Keeping the workplace safe from fire is extremely important and all employees MUST have fire training. This isn’t simply a matter of learning how to use fire extinguishers and practising evacuations, although these are, of course, really important elements of any fire training, but it’s also important to include background information about fire and fire behaviour - a little bit of science. An increased awareness reduces the chance of a fire happening and increases the chances of survival if the worst happens.
So, to help understand fire and fire behaviour a good fire training programme will include some basic science - the science of fire.
For example, it sounds obvious, but fires rely on the presence of fuel, oxygen and heat, and to put a fire out you have to deprive it of one of these elements.This is why smothering a fire puts it out - it removes the oxygen. Understanding the logical reasons why to take steps such as these make fire safety easier to understand and therefore more memorable. Fire training
should cover these points.
When a fire is doused with water the water takes out the heat and this puts the fire out. However, if hot oil catches fire and you douse it with water the water will sink to the bottom of the pan (because water is heavier than oil), and the water becomes incredibly hot. The steam produced then forces the burning oil to burst upwards and outwards - making matters much worse - so NEVER try to put out this type of fire with water.
If there is enough fuel and oxygen to sustain it there are three ways in which a fire can spread through a workplace; conduction, convection and radiation.
Conduction is the movement of heat through a material, and metals are great conductors. For example, if a metal door handle is hot then there is heat on the other side of the door, and it should not be opened. Convection is the movement of heat through air currents. Smoke rises until it hits an obstruction, such as the ceiling, so the air near the floor is cooler and clearer, meaning it makes sense to keep low in smoky conditions. Radiation is when heat spreads from one object to another through an empty space, which is why it is important to keep fire doors closed. Smoke can spread very quickly through a building, usually ahead of a fire, so keeping fire doors closed also helps to stop smoke quickly spreading to escape routes.
Employees need to understand the importance of not tackling a fire unless it is safe to to so. A fire should only be tackled if one person can put it out with one fire extinguisher and if that person is confident that they are capable of doing so. Any time that person realises they can’t do it they must leave it and get out, safety comes first. An employee should never try to put a fire out with a fire extinguisher unless they know how to use it. Fire training will cover which types of fire extinguishers are for which types of fire, as using the wrong one can be worse than doing nothing at all.
An understanding of what to do if the worst does happen is also a vital element of good fire training: fire training must increase the chance of keeping staff safe. Knowing the best and safest route out, where the meeting point is, where the fire extinguishers are, how to raise the alarm, what the fire signs mean and how to evacuate safely must be included in a good fire training programme.
So before choosing fire training

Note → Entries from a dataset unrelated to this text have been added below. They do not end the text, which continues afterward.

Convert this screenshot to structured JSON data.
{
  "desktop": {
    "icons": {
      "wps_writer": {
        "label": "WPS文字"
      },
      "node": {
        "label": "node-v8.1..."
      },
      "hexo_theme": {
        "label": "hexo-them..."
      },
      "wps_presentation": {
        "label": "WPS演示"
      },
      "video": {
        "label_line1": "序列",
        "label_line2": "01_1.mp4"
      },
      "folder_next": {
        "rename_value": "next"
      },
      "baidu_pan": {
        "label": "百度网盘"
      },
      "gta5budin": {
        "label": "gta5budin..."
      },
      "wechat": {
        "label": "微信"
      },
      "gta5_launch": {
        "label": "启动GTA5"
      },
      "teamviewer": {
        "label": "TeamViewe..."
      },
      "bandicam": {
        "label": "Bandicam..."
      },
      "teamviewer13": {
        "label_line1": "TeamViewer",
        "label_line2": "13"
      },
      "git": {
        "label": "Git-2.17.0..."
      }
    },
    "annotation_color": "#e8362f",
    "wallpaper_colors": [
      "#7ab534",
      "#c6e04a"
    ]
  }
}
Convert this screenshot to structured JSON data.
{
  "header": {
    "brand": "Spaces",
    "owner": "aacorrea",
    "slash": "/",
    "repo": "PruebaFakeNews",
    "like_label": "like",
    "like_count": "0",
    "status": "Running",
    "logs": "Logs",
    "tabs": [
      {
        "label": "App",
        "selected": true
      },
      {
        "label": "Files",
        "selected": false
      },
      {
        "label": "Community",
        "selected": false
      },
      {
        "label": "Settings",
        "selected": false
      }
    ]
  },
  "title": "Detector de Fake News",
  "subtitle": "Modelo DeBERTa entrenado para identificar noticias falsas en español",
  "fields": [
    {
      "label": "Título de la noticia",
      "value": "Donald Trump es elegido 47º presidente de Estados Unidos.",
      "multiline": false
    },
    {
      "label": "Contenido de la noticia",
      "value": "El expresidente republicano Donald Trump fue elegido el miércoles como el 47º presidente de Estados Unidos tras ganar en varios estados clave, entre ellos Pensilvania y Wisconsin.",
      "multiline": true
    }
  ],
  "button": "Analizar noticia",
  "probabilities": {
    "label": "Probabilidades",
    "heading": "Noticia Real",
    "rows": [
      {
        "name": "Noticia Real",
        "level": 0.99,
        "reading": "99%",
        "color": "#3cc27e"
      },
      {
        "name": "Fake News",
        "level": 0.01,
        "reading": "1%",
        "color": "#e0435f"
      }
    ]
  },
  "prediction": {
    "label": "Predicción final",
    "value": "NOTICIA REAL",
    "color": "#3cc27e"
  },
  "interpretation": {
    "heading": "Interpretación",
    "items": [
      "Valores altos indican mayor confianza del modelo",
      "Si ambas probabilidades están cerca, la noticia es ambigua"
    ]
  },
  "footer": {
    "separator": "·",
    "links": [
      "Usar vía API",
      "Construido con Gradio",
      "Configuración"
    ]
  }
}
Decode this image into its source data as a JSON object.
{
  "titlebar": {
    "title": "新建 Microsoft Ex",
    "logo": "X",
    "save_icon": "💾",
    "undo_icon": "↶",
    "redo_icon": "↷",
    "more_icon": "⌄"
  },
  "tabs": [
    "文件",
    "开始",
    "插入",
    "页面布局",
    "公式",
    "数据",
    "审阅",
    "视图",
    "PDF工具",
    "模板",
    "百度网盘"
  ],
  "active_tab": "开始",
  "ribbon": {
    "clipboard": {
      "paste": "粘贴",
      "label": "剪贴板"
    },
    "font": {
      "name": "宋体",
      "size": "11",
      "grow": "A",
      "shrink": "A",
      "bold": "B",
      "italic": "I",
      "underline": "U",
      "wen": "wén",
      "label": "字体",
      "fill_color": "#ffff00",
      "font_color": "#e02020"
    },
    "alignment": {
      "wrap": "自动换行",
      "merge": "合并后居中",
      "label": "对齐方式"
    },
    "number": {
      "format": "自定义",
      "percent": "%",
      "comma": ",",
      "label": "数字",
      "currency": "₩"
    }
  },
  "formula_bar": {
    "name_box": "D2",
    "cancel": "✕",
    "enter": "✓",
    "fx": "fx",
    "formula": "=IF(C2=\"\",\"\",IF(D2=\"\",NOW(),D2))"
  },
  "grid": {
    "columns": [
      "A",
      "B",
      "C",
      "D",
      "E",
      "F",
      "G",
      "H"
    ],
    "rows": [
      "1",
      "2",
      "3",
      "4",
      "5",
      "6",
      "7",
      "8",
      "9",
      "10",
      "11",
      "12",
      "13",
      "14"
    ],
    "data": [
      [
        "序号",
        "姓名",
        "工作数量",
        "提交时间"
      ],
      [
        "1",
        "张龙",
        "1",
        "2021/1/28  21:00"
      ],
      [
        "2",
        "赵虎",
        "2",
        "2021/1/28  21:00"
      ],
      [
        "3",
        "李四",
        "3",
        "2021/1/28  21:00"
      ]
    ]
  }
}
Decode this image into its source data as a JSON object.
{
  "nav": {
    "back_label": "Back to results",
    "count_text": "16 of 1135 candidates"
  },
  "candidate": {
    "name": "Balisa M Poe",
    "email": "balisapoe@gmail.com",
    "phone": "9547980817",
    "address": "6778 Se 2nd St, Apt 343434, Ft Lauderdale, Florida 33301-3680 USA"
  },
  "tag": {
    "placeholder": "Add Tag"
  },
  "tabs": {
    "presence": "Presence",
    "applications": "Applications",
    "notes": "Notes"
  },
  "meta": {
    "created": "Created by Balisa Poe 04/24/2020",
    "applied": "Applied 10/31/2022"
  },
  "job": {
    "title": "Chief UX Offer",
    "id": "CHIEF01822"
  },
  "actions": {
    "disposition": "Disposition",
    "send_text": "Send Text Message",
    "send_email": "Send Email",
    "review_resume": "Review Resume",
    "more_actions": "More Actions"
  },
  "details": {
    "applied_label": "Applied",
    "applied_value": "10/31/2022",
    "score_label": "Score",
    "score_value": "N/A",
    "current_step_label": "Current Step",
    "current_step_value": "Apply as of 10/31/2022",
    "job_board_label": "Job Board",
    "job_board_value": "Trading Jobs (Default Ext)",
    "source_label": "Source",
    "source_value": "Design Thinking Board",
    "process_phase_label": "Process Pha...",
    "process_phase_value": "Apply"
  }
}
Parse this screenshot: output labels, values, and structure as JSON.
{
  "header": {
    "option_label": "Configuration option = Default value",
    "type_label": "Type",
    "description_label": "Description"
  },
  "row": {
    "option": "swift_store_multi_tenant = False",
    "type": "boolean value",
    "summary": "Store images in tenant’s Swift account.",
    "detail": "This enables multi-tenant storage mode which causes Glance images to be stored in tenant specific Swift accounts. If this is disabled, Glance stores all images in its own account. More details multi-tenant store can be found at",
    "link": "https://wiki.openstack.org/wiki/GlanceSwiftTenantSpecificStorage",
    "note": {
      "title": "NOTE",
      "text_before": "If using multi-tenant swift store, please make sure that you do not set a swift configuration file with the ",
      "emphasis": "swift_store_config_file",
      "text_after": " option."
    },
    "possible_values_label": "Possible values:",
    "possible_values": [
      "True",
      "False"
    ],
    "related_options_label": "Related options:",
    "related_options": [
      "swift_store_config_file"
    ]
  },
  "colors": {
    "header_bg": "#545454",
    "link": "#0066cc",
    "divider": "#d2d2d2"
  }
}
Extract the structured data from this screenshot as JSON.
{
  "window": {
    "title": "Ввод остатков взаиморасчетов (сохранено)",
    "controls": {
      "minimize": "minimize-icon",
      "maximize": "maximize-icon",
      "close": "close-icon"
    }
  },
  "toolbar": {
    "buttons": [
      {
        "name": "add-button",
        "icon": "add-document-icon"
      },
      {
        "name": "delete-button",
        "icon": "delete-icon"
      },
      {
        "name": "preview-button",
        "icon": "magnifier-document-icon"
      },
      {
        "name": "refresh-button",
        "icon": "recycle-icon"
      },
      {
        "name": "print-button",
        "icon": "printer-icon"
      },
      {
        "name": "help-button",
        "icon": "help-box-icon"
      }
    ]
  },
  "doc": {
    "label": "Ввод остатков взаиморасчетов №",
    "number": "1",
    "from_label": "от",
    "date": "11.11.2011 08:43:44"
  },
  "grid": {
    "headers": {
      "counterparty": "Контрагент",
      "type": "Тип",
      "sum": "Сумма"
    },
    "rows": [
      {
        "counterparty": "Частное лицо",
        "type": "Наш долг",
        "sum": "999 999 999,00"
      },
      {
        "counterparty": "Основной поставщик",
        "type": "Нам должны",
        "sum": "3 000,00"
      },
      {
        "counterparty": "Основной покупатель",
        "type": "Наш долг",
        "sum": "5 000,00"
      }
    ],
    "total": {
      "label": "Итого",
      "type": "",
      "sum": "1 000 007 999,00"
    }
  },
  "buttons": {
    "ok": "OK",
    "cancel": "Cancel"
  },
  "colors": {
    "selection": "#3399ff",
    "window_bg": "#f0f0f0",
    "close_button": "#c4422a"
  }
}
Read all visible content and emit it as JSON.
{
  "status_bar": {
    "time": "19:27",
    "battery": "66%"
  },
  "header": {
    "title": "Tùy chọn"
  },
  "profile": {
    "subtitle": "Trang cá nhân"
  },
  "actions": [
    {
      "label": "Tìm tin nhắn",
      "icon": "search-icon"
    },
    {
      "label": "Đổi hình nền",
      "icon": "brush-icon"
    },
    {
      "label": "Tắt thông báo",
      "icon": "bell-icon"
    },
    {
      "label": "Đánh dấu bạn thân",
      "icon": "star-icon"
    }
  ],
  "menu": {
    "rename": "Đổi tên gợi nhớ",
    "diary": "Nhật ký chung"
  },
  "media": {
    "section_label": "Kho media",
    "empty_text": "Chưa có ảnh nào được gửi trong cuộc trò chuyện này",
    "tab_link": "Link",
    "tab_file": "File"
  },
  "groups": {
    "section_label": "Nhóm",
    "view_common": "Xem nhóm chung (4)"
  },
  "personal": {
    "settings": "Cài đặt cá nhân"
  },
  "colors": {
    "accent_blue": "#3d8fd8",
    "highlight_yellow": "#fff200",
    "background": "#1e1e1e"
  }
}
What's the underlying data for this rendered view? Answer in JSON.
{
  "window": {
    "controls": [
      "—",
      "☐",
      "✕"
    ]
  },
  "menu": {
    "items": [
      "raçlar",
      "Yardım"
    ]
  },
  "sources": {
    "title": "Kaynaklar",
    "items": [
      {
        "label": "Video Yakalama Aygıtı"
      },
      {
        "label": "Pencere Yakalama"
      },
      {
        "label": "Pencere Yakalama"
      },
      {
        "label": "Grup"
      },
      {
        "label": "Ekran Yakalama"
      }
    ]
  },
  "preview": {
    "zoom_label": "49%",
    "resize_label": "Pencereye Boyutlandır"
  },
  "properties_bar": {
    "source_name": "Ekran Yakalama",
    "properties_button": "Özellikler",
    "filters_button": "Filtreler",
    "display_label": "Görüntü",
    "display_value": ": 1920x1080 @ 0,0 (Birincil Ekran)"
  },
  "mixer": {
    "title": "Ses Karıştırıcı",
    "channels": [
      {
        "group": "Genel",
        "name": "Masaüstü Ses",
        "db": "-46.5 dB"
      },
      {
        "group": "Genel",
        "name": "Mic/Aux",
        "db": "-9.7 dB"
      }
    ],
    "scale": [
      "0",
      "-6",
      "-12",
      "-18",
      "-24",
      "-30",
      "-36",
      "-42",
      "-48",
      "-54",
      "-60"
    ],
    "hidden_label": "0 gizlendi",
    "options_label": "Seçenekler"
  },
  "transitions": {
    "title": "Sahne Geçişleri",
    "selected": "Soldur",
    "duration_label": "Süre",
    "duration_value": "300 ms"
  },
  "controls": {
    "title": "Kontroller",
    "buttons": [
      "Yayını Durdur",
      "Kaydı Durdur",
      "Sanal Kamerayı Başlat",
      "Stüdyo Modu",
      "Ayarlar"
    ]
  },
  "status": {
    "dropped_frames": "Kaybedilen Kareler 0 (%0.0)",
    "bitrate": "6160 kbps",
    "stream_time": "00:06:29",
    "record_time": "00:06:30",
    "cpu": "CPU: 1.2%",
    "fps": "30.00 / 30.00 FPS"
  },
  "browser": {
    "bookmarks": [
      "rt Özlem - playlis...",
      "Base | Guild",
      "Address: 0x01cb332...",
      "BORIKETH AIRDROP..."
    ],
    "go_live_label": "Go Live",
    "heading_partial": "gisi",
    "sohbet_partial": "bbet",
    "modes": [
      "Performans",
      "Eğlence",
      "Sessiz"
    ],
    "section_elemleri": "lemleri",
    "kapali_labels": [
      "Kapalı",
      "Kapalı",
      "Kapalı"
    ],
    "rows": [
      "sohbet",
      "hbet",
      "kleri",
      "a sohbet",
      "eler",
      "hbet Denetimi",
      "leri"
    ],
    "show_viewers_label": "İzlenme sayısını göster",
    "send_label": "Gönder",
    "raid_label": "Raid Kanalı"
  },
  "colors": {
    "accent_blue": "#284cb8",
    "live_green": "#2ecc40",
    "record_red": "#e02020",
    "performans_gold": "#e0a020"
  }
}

for staff, make sure it contains all the important fire safety information, is clear, easy to understand and engaging. It must also be designed to hold attention, so that the information is easily and readily digested and retained. Interactivity ensures participation and a careful mix of video, graphics, animations, diagrams and text keeps interest high. The length must be not too long as to lose attention, but not too short as to miss out any important points. The fire training you choose has to make you feel staff will be safer, so your company will be safer too.